Just like dating, there is no right or wrong way to find your coach. The best way to know is to try it out yourself. Most coaches offer a complimentary/discounted first session to get you started.
What Is NOT Coaching?
While coaching makes your life better, it is important to clarify the expectations by understanding that coaching is different from consulting, mentoring, or therapy.
- Consulting: someone uses expertise and analysis to tell you what to do
- Mentoring: someone shares their experience so that you can learn from it
- Therapy: a licensed professional treats you as a patient to normal functioning
What Is Coaching?
To me, coaching is a creative partnership that helps you build awareness, accelerate career growth, and carry out lasting life changes. If you don’t find that with your coach, it’s time to find someone else.
How to find your coach?

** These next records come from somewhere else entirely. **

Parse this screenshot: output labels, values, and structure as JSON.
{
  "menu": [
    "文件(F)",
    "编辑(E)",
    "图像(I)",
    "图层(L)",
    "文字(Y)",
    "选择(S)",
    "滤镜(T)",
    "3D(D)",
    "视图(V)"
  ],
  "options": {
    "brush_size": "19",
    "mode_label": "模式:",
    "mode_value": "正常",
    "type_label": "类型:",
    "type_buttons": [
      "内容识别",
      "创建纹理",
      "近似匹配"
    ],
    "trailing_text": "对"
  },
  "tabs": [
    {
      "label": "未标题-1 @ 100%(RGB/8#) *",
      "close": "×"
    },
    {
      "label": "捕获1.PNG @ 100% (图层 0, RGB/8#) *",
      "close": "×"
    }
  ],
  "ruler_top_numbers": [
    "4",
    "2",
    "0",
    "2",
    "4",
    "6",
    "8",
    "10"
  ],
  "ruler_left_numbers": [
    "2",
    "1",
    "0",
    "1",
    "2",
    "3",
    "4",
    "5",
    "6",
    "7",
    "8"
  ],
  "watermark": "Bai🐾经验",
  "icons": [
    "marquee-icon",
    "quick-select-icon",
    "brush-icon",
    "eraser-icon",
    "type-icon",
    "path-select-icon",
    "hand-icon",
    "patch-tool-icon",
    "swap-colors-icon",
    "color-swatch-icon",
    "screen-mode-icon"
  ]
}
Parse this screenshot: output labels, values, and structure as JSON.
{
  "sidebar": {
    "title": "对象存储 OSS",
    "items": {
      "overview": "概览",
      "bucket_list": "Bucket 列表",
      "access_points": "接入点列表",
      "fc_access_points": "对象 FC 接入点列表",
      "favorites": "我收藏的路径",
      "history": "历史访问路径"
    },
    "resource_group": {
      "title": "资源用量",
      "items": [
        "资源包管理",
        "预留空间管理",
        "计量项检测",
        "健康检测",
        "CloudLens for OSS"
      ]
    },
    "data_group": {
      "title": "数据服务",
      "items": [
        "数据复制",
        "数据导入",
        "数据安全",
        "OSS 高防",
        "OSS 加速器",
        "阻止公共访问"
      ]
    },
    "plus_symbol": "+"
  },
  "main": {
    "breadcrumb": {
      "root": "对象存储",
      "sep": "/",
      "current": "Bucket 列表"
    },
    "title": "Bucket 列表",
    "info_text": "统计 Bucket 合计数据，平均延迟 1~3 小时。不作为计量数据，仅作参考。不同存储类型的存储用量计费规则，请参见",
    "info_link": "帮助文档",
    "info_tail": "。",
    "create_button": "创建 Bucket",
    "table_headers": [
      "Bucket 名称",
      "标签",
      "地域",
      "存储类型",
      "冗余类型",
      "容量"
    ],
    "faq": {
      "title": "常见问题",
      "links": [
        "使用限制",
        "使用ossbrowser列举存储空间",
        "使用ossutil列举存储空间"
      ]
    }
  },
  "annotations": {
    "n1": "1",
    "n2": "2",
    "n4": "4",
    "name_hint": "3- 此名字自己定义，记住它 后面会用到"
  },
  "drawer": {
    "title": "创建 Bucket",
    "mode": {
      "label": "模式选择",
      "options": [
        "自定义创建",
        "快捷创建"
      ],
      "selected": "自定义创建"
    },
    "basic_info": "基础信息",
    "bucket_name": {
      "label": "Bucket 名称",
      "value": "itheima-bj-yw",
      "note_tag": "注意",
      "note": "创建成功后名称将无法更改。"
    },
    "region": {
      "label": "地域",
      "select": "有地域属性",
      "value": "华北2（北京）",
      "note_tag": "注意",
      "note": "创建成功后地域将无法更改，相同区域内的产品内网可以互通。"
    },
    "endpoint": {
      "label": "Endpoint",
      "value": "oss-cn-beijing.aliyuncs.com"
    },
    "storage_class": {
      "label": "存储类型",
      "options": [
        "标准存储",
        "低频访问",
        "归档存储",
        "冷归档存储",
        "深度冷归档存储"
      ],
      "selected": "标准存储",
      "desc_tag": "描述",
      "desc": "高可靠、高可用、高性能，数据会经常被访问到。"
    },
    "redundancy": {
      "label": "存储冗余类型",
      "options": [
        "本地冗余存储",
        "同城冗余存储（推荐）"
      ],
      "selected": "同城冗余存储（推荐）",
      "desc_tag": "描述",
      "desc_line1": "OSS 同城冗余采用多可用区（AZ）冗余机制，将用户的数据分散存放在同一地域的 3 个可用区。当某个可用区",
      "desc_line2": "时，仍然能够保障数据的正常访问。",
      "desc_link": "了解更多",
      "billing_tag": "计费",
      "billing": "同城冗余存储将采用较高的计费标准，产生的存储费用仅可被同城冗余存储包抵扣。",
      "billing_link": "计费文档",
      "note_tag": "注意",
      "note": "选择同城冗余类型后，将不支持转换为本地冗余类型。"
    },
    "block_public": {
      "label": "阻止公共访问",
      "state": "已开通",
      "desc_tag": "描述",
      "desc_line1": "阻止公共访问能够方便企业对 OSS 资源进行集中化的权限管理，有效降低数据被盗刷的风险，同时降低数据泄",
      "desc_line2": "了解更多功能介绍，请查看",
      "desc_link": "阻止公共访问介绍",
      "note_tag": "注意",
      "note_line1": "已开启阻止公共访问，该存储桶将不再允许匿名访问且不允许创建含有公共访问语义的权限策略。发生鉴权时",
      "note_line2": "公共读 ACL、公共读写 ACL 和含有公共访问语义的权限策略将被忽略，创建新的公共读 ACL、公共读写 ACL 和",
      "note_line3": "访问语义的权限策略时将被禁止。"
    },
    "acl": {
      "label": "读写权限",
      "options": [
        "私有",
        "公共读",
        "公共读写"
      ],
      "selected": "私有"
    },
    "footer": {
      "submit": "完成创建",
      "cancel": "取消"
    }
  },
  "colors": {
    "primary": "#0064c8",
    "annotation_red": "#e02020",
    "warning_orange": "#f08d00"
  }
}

With that caveat, let’s talk about how you can find the coach that fits your needs.
- Know what you want: Are you looking for professional help or therapy? Make sure that you do some research to understand what coaching really is.
- Know your budget: What’s your budget? Elite exec coaches charge $2,500-$10,000+ while career coaches charge $700-$1000 for monthly engagements.
- Take the test drive seriously: You don’t have to share everything about your life in the first session because you’ll get plenty of time to do so if that’s the right match. Instead, come with the toughest problem you are facing at the moment, get concrete questions/feedback, and validate them immediately. IMO, this is the most effective way to see if this coach works and maximize your investment.
- Trust your intuition: In the first session, you want to see if you could trust and get comfortable with the coach. Just like dating, this is ultimately how you decide whether you are going to invest in the relationship.
A Real Conversation With My Coach
Be Crisp & Concise
“Charlie, ask me a really hard question.”
I threw my coach a curveball after four coaching sessions.
After all, we have worked through how to let go of a team member, deliver hard feedback, influence senior leaderships, and polishing my performance review. Plus, great coach asks great questions. I couldn’t be more excited.
Which is why I was on the edge of my seat beaming to take the hard question, as a preparation for an open-floor Q&A I’m going to do soon. Now I’m about to share a snippet of what we talked about in the coaching session.
“Charlene, you are balancing so much. You have LivingOS and a challenging job, managing difficult stakeholders, at Google. You’ve just started. Just curious, how much experience do you really have doing both of these jobs?”
That’s the question.
In that question alone, he mentioned the thing I cared the most about, the day job I spent a non-trivial period time on, the key challenge I was managing that day, and the balancing question I often got asked.
Before you read on to my reply, I want you to take a moment and think of your own answer.
Here’s what I said…
“How to balance a challenging full time job and a passionate hustle?
Prioritization. Being really clear about my priorities, how much time I spend on each of them, and how I could use one to fuel the other one as I switch over.”
How is your answer different from mine?
Before I jump on to analyze the structure behind my response, Charlie gave me another question:
“Do you feel like you have been able to give the right attention and coaching to your people in LivingOS, considering that they are also trying to find their way and you are also trying to find your way?”
Another question I love.
Again, before you peek at my answer, take a moment to come up with your own response.
Here’s what I said…
“How do I maximize my coaching to my LivingOS team and students?
Empathy. I’ve been there. I’m still in the process, so I know how exactly they feel. I know the struggle and how I could offer a framework that works.”
Do you see what I am doing here?
PS – More on how to be crisp & concise in Q&A?
- Listen (without rushing to think about the answer). This is what active listening takes.
- Repeat & Rephrase (without saying “the question is”). I caught myself starting the response with “the question is…” three times.
When I started the answer with “How to balance a challenging full-time job and a passionate hustle?” and “How do I maximize my coaching to LivingOS’s team and students?” the response became much more powerful.
- Lead with the Answer (with one word or two). That’s how you lead the audience with strong confidence and credibility.